To stimulate competition on home ground, The Motor Cycle offered a silver trophy for the first successful attempt on British soil. That, of course, meant Brooklands, and on 1st August 1928 Bill Lacey, already a formidable competitor at the Weybridge track, wheeled out his immaculate Grindlay-Peerless and raised the record to 103.3mph, lapping at over 105mph in the process and taking the 750cc and 1000cc records into the bargain!

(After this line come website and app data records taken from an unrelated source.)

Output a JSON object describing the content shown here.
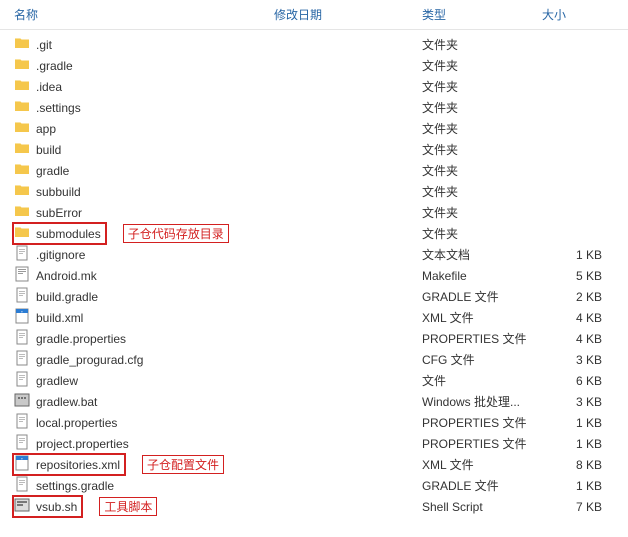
{
  "header": {
    "name": "名称",
    "date": "修改日期",
    "type": "类型",
    "size": "大小"
  },
  "rows": [
    {
      "icon": "folder",
      "name": ".git",
      "type": "文件夹",
      "size": ""
    },
    {
      "icon": "folder",
      "name": ".gradle",
      "type": "文件夹",
      "size": ""
    },
    {
      "icon": "folder",
      "name": ".idea",
      "type": "文件夹",
      "size": ""
    },
    {
      "icon": "folder",
      "name": ".settings",
      "type": "文件夹",
      "size": ""
    },
    {
      "icon": "folder",
      "name": "app",
      "type": "文件夹",
      "size": ""
    },
    {
      "icon": "folder",
      "name": "build",
      "type": "文件夹",
      "size": ""
    },
    {
      "icon": "folder",
      "name": "gradle",
      "type": "文件夹",
      "size": ""
    },
    {
      "icon": "folder",
      "name": "subbuild",
      "type": "文件夹",
      "size": ""
    },
    {
      "icon": "folder",
      "name": "subError",
      "type": "文件夹",
      "size": ""
    },
    {
      "icon": "folder",
      "name": "submodules",
      "type": "文件夹",
      "size": "",
      "highlight": true,
      "annotation": "子仓代码存放目录"
    },
    {
      "icon": "text",
      "name": ".gitignore",
      "type": "文本文档",
      "size": "1 KB"
    },
    {
      "icon": "make",
      "name": "Android.mk",
      "type": "Makefile",
      "size": "5 KB"
    },
    {
      "icon": "text",
      "name": "build.gradle",
      "type": "GRADLE 文件",
      "size": "2 KB"
    },
    {
      "icon": "xml",
      "name": "build.xml",
      "type": "XML 文件",
      "size": "4 KB"
    },
    {
      "icon": "text",
      "name": "gradle.properties",
      "type": "PROPERTIES 文件",
      "size": "4 KB"
    },
    {
      "icon": "text",
      "name": "gradle_progurad.cfg",
      "type": "CFG 文件",
      "size": "3 KB"
    },
    {
      "icon": "text",
      "name": "gradlew",
      "type": "文件",
      "size": "6 KB"
    },
    {
      "icon": "bat",
      "name": "gradlew.bat",
      "type": "Windows 批处理...",
      "size": "3 KB"
    },
    {
      "icon": "text",
      "name": "local.properties",
      "type": "PROPERTIES 文件",
      "size": "1 KB"
    },
    {
      "icon": "text",
      "name": "project.properties",
      "type": "PROPERTIES 文件",
      "size": "1 KB"
    },
    {
      "icon": "xml",
      "name": "repositories.xml",
      "type": "XML 文件",
      "size": "8 KB",
      "highlight": true,
      "annotation": "子仓配置文件"
    },
    {
      "icon": "text",
      "name": "settings.gradle",
      "type": "GRADLE 文件",
      "size": "1 KB"
    },
    {
      "icon": "sh",
      "name": "vsub.sh",
      "type": "Shell Script",
      "size": "7 KB",
      "highlight": true,
      "annotation": "工具脚本"
    }
  ]
}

The resulting 'Hundred Model' replica, though different in detail, was essentially the same as Lacey's original, right down to its distinctive nickel-plated frame and cycle parts. However, as delivered to Lacey's Brooklands workshop, the replica was not capable of the 100mph lap guaranteed by the factory. The job of fettling the bikes and tweaking the twin-port JAP engine to Lacey's specification fell to his assistant Wal Phillips, whereupon each was tested by Lacey at 100mph-plus and issued with a certificate.

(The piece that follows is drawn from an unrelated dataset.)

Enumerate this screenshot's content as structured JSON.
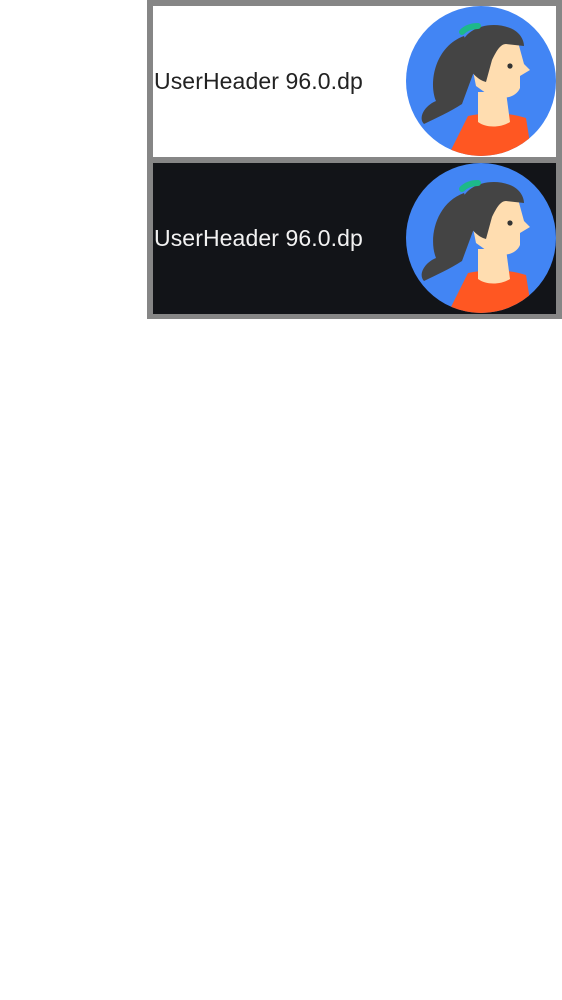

'Boy' Tubb bought his Grindlay in November 1935 from a fellow Brooklands competitor named McClure. Results were disappointing at first, the best lap speed being around 88mph, and so the engine was despatched to E C E 'Ted' Baragwanath, the famous Brooklands rider/tuner and JAP agent, for upgrading. Baragwanath fitted a longer con-rod (raising the cylinder barrel to compensate), swapped the twin-port cylinder head for a single-port version, and installed cams developed by Bert Le Vack. He also helped sort out the handling, screwing the Grindlay's steering damper down tight, which cured it of a tendency to 'wobble' at high speed. The result was the coveted 'Gold Star' at over 102mph and 'Boy' Tubb went onto achieve numerous successes with the revitalised Grindlay, including his best-ever Brooklands lap on 30th June 1937 at over 105mph (see letter on file appended by Brooklands' official timekeeper, A V 'Ebby' Ebblewhite). Also on file is a fascinating article from the Brooklands Society Gazette (2005) in which 'Boy' Tubb evocatively recalls his racing exploits.
With the costs of racing the Grindlay becoming prohibitive - Baragwanath had to rebuild the engine twice, on the second occasion following a major blow-up in 1937 - Tubb retired the bike and after WW2 its use was confined to sprinting. (The small-capacity 'sprint' fuel tank used at this time is included in the sale). When the Brooklands Museum opened in the late 1980s, he offered the Grindlay, which had been restored in the 1970s, for display there. Cared for by John Bottomley and the Museum's voluntary motorcycle group, the Tubb Grindlay-Peerless was tested for The Classic MotorCycle by Roy Poynting (January 2006 edition, copy article on file) and in recent years has been used by the Brooklands Museum on numerous demonstration runs.
Included in the sale is 'Boy' Tubb's BMCRC badge and Brooklands 'Gold Star' (engraved 'E J Tubb' on the reverse), his Cromwell crash helmet, BMCRC membership card and badge bars (27 in total dating from 1933 to 1963) and a substantial quantity of race programmes, the majority relating to Brooklands events of the 1930s, many of which mention him and the Grindlay. The machine also comes with a quantity of period photographs.
Offered for sale by the Tubb family and possessing exceptionally well documented history, this 'Gold Star'-winning Grindlay-Peerless represents an exciting opportunity to acquire one of the rarest of all limited edition, Brooklands racing motorcycles of the Vintage period.
- The frame number is B1124